by Julie Fidler, Natural Society:
For the average person, the Zika virus is no big deal. Most people never even have symptoms, and those that do have red eyes and feel like the flu. The infection usually clears up within a few days.
In rare cases, Zika can cause Guillain-Barre syndrome, a rare autoimmune disorder that can lead to life-threatening paralysis.
The virus is extremely dangerous for pregnant women, however; Zika has caused thousands of cases of microcephaly in newborns across Brazil. Women are even being told to delay conceiving until 2018 due to the virus.
The virus is in the United States now, though everyone who was been diagnosed here was infected while traveling abroad. But it’s still worrisome, as scientists say it’s only a matter of time until mosquitoes pick up the virus and start spreading it across the U.S.

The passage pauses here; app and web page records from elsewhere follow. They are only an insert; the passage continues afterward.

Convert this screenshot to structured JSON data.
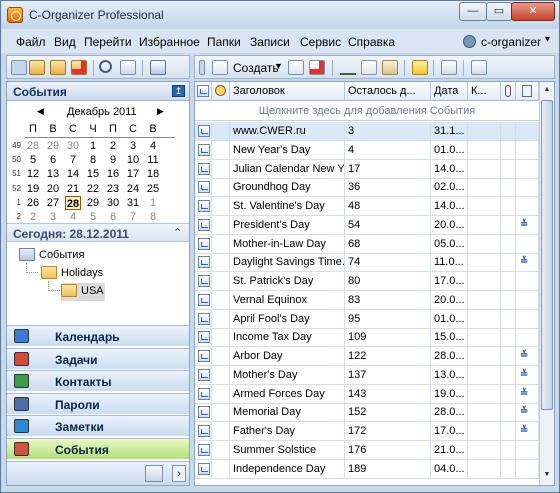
{
  "window": {
    "title": "C-Organizer Professional",
    "minimize": "—",
    "maximize": "▭",
    "close": "✕"
  },
  "menu": [
    "Файл",
    "Вид",
    "Перейти",
    "Избранное",
    "Папки",
    "Записи",
    "Сервис",
    "Справка"
  ],
  "user": {
    "name": "c-organizer",
    "arrow": "▾"
  },
  "toolbar": {
    "create_label": "Создать",
    "create_arrow": "▼"
  },
  "panel": {
    "title": "События",
    "pin": "↥"
  },
  "calendar": {
    "month": "Декабрь 2011",
    "prev": "◀",
    "next": "▶",
    "weekdays": [
      "П",
      "В",
      "С",
      "Ч",
      "П",
      "С",
      "В"
    ],
    "weeks": [
      {
        "num": "49",
        "days": [
          "28",
          "29",
          "30",
          "1",
          "2",
          "3",
          "4"
        ],
        "gray": [
          true,
          true,
          true,
          false,
          false,
          false,
          false
        ]
      },
      {
        "num": "50",
        "days": [
          "5",
          "6",
          "7",
          "8",
          "9",
          "10",
          "11"
        ],
        "gray": [
          false,
          false,
          false,
          false,
          false,
          false,
          false
        ]
      },
      {
        "num": "51",
        "days": [
          "12",
          "13",
          "14",
          "15",
          "16",
          "17",
          "18"
        ],
        "gray": [
          false,
          false,
          false,
          false,
          false,
          false,
          false
        ]
      },
      {
        "num": "52",
        "days": [
          "19",
          "20",
          "21",
          "22",
          "23",
          "24",
          "25"
        ],
        "gray": [
          false,
          false,
          false,
          false,
          false,
          false,
          false
        ]
      },
      {
        "num": "1",
        "days": [
          "26",
          "27",
          "28",
          "29",
          "30",
          "31",
          "1"
        ],
        "gray": [
          false,
          false,
          false,
          false,
          false,
          false,
          true
        ]
      },
      {
        "num": "2",
        "days": [
          "2",
          "3",
          "4",
          "5",
          "6",
          "7",
          "8"
        ],
        "gray": [
          true,
          true,
          true,
          true,
          true,
          true,
          true
        ]
      }
    ],
    "today_index": {
      "week": 4,
      "day": 2
    }
  },
  "today": {
    "text": "Сегодня: 28.12.2011",
    "chevron": "⌃"
  },
  "tree": {
    "root": "События",
    "holidays": "Holidays",
    "usa": "USA"
  },
  "nav": [
    {
      "label": "Календарь",
      "color": "#3a7bd5",
      "active": false
    },
    {
      "label": "Задачи",
      "color": "#d24b3a",
      "active": false
    },
    {
      "label": "Контакты",
      "color": "#3f9a4a",
      "active": false
    },
    {
      "label": "Пароли",
      "color": "#4a6fa8",
      "active": false
    },
    {
      "label": "Заметки",
      "color": "#2b8ad4",
      "active": false
    },
    {
      "label": "События",
      "color": "#d0553c",
      "active": true
    }
  ],
  "nav_footer": {
    "arrow": "›"
  },
  "grid": {
    "headers": [
      "",
      "",
      "Заголовок",
      "Осталось д...",
      "Дата",
      "К...",
      "",
      ""
    ],
    "hint": "Щелкните здесь для добавления События",
    "rows": [
      {
        "title": "www.CWER.ru",
        "days": "3",
        "date": "31.1...",
        "recurring": false,
        "selected": true
      },
      {
        "title": "New Year's Day",
        "days": "4",
        "date": "01.0...",
        "recurring": false
      },
      {
        "title": "Julian Calendar New Y...",
        "days": "17",
        "date": "14.0...",
        "recurring": false
      },
      {
        "title": "Groundhog Day",
        "days": "36",
        "date": "02.0...",
        "recurring": false
      },
      {
        "title": "St. Valentine's Day",
        "days": "48",
        "date": "14.0...",
        "recurring": false
      },
      {
        "title": "President's Day",
        "days": "54",
        "date": "20.0...",
        "recurring": true
      },
      {
        "title": "Mother-in-Law Day",
        "days": "68",
        "date": "05.0...",
        "recurring": false
      },
      {
        "title": "Daylight Savings Time...",
        "days": "74",
        "date": "11.0...",
        "recurring": true
      },
      {
        "title": "St. Patrick's Day",
        "days": "80",
        "date": "17.0...",
        "recurring": false
      },
      {
        "title": "Vernal Equinox",
        "days": "83",
        "date": "20.0...",
        "recurring": false
      },
      {
        "title": "April Fool's Day",
        "days": "95",
        "date": "01.0...",
        "recurring": false
      },
      {
        "title": "Income Tax Day",
        "days": "109",
        "date": "15.0...",
        "recurring": false
      },
      {
        "title": "Arbor Day",
        "days": "122",
        "date": "28.0...",
        "recurring": true
      },
      {
        "title": "Mother's Day",
        "days": "137",
        "date": "13.0...",
        "recurring": true
      },
      {
        "title": "Armed Forces Day",
        "days": "143",
        "date": "19.0...",
        "recurring": true
      },
      {
        "title": "Memorial Day",
        "days": "152",
        "date": "28.0...",
        "recurring": true
      },
      {
        "title": "Father's Day",
        "days": "172",
        "date": "17.0...",
        "recurring": true
      },
      {
        "title": "Summer Solstice",
        "days": "176",
        "date": "21.0...",
        "recurring": false
      },
      {
        "title": "Independence Day",
        "days": "189",
        "date": "04.0...",
        "recurring": false
      }
    ],
    "recurring_icon": "≚"
  },
  "scroll": {
    "up": "▲",
    "down": "▼"
  }
}
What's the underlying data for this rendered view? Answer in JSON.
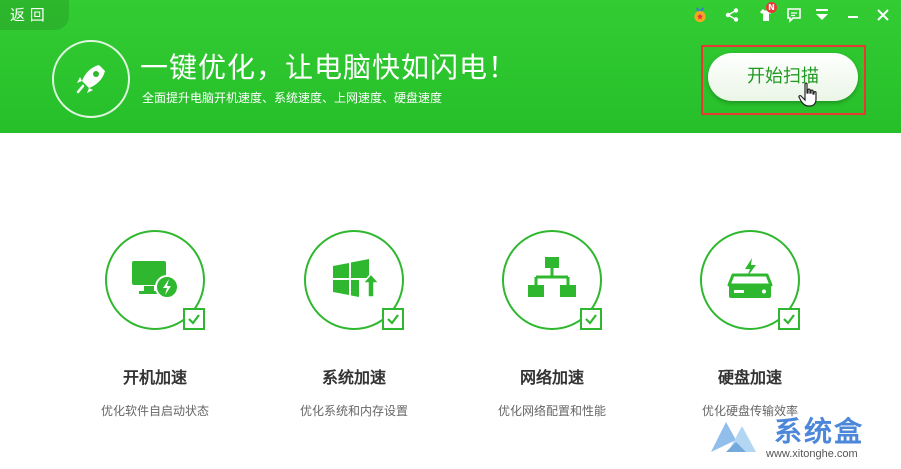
{
  "header": {
    "back_label": "返 回",
    "headline": "一键优化，让电脑快如闪电！",
    "subline": "全面提升电脑开机速度、系统速度、上网速度、硬盘速度",
    "scan_button": "开始扫描",
    "notification_badge": "N"
  },
  "features": [
    {
      "title": "开机加速",
      "desc": "优化软件自启动状态",
      "icon": "monitor-bolt-icon"
    },
    {
      "title": "系统加速",
      "desc": "优化系统和内存设置",
      "icon": "windows-up-icon"
    },
    {
      "title": "网络加速",
      "desc": "优化网络配置和性能",
      "icon": "network-icon"
    },
    {
      "title": "硬盘加速",
      "desc": "优化硬盘传输效率",
      "icon": "harddisk-bolt-icon"
    }
  ],
  "watermark": {
    "text": "系统盒",
    "url": "www.xitonghe.com"
  },
  "colors": {
    "brand_green": "#2fb82f",
    "header_green": "#33cc33",
    "highlight_red": "#e53935"
  }
}
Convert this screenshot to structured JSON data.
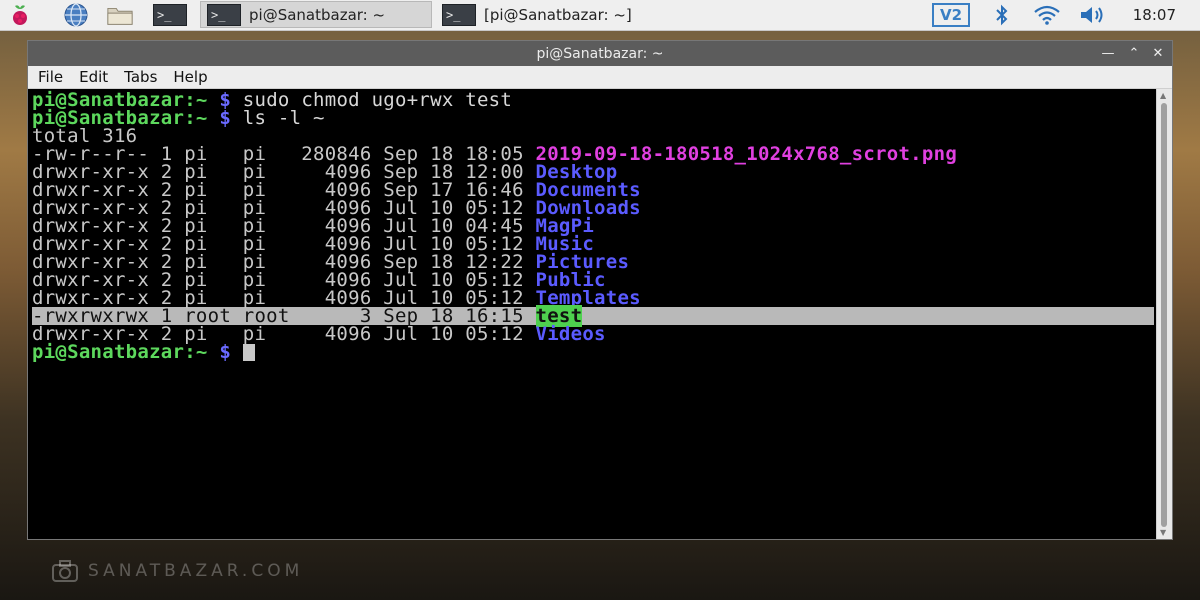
{
  "taskbar": {
    "icons": [
      "raspberry-menu-icon",
      "globe-browser-icon",
      "folder-icon",
      "terminal-icon"
    ],
    "tasks": [
      {
        "label": "pi@Sanatbazar: ~",
        "active": true
      },
      {
        "label": "[pi@Sanatbazar: ~]",
        "active": false
      }
    ],
    "tray": [
      "vnc-icon",
      "bluetooth-icon",
      "wifi-icon",
      "volume-icon"
    ],
    "vnc_label": "V2",
    "clock": "18:07"
  },
  "window": {
    "title": "pi@Sanatbazar: ~",
    "menu": [
      "File",
      "Edit",
      "Tabs",
      "Help"
    ]
  },
  "terminal": {
    "prompt": "pi@Sanatbazar:~",
    "dollar": "$",
    "cmd1": "sudo chmod ugo+rwx test",
    "cmd2": "ls -l ~",
    "total": "total 316",
    "rows": [
      {
        "meta": "-rw-r--r-- 1 pi   pi   280846 Sep 18 18:05 ",
        "name": "2019-09-18-180518_1024x768_scrot.png",
        "kind": "img"
      },
      {
        "meta": "drwxr-xr-x 2 pi   pi     4096 Sep 18 12:00 ",
        "name": "Desktop",
        "kind": "dir"
      },
      {
        "meta": "drwxr-xr-x 2 pi   pi     4096 Sep 17 16:46 ",
        "name": "Documents",
        "kind": "dir"
      },
      {
        "meta": "drwxr-xr-x 2 pi   pi     4096 Jul 10 05:12 ",
        "name": "Downloads",
        "kind": "dir"
      },
      {
        "meta": "drwxr-xr-x 2 pi   pi     4096 Jul 10 04:45 ",
        "name": "MagPi",
        "kind": "dir"
      },
      {
        "meta": "drwxr-xr-x 2 pi   pi     4096 Jul 10 05:12 ",
        "name": "Music",
        "kind": "dir"
      },
      {
        "meta": "drwxr-xr-x 2 pi   pi     4096 Sep 18 12:22 ",
        "name": "Pictures",
        "kind": "dir"
      },
      {
        "meta": "drwxr-xr-x 2 pi   pi     4096 Jul 10 05:12 ",
        "name": "Public",
        "kind": "dir"
      },
      {
        "meta": "drwxr-xr-x 2 pi   pi     4096 Jul 10 05:12 ",
        "name": "Templates",
        "kind": "dir"
      },
      {
        "meta": "-rwxrwxrwx 1 root root      3 Sep 18 16:15 ",
        "name": "test",
        "kind": "hl"
      },
      {
        "meta": "drwxr-xr-x 2 pi   pi     4096 Jul 10 05:12 ",
        "name": "Videos",
        "kind": "dir"
      }
    ]
  },
  "watermark": "SANATBAZAR.COM",
  "colors": {
    "prompt_green": "#5dd85d",
    "dir_blue": "#5b5bff",
    "image_magenta": "#e040e0",
    "highlight_green": "#4ed14e"
  }
}
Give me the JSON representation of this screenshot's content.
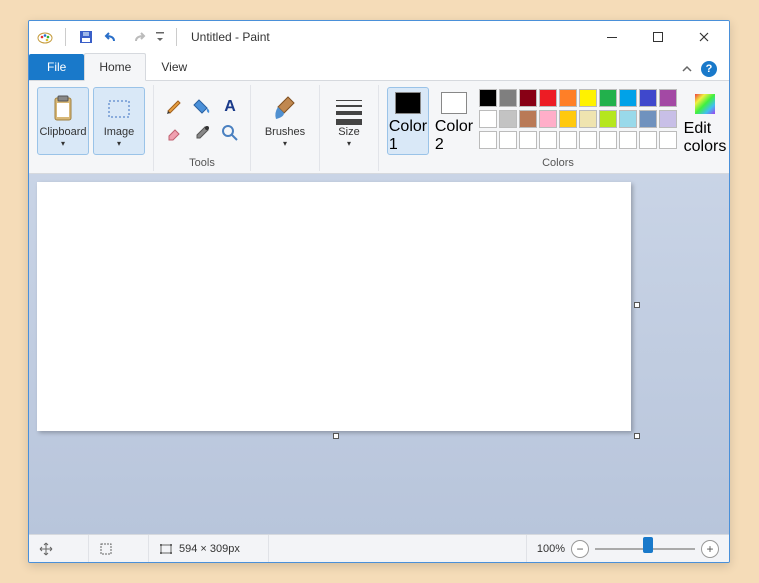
{
  "title": "Untitled - Paint",
  "tabs": {
    "file": "File",
    "home": "Home",
    "view": "View"
  },
  "ribbon": {
    "clipboard": {
      "label": "Clipboard"
    },
    "image": {
      "label": "Image"
    },
    "tools_group": "Tools",
    "brushes": {
      "label": "Brushes"
    },
    "size": {
      "label": "Size"
    },
    "color1": {
      "label": "Color\n1",
      "value": "#000000"
    },
    "color2": {
      "label": "Color\n2",
      "value": "#ffffff"
    },
    "colors_group": "Colors",
    "edit_colors": {
      "label": "Edit\ncolors"
    },
    "palette_row1": [
      "#000000",
      "#7f7f7f",
      "#880015",
      "#ed1c24",
      "#ff7f27",
      "#fff200",
      "#22b14c",
      "#00a2e8",
      "#3f48cc",
      "#a349a4"
    ],
    "palette_row2": [
      "#ffffff",
      "#c3c3c3",
      "#b97a57",
      "#ffaec9",
      "#ffc90e",
      "#efe4b0",
      "#b5e61d",
      "#99d9ea",
      "#7092be",
      "#c8bfe7"
    ]
  },
  "status": {
    "canvas_size": "594 × 309px",
    "zoom": "100%"
  }
}
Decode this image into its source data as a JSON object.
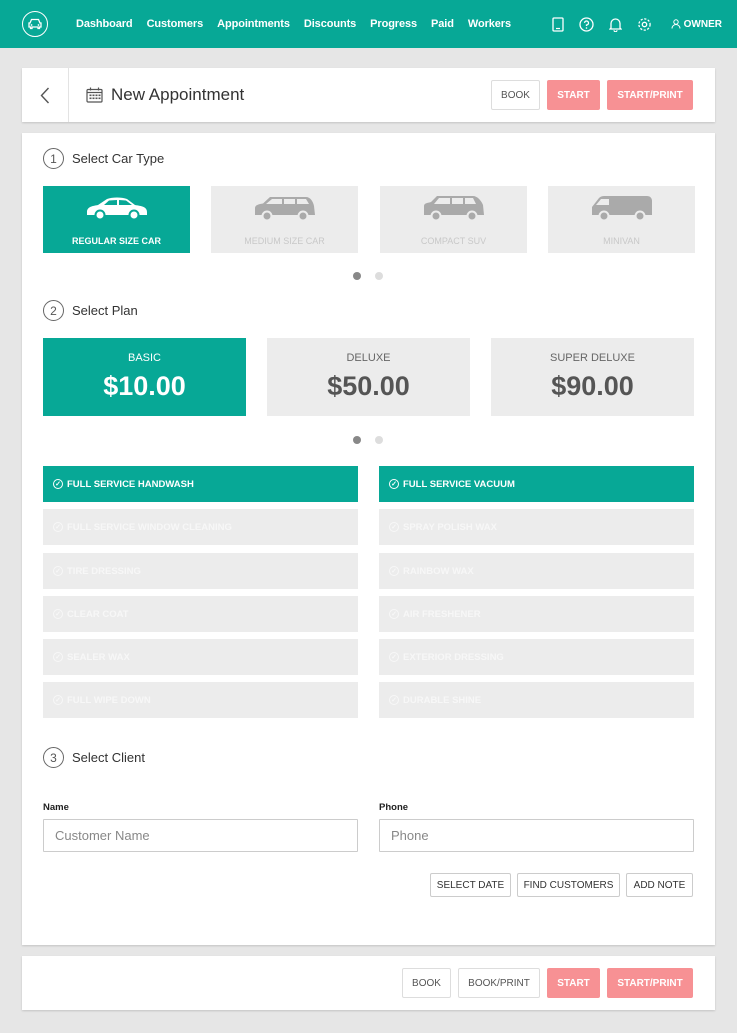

World leaders are calling on researchers to develop a Zika virus vaccine, but that’s not likely to happen for at least a decade. 
To try and bring the spread of the virus under control, Oxitec, a subsidiary of the biotech company Intrexon, is working to create genetically modified mosquitoes – an endeavor the company has been involved with for some time.
Genetically Modified Mosquitoes to the Rescue?
The British firm breeds male mosquitoes that are released into the air and supposedly stop the spread of Zika by passing along a gene to their offspring that makes them die young.
Please follow SGT Report on Twitter & help share the message.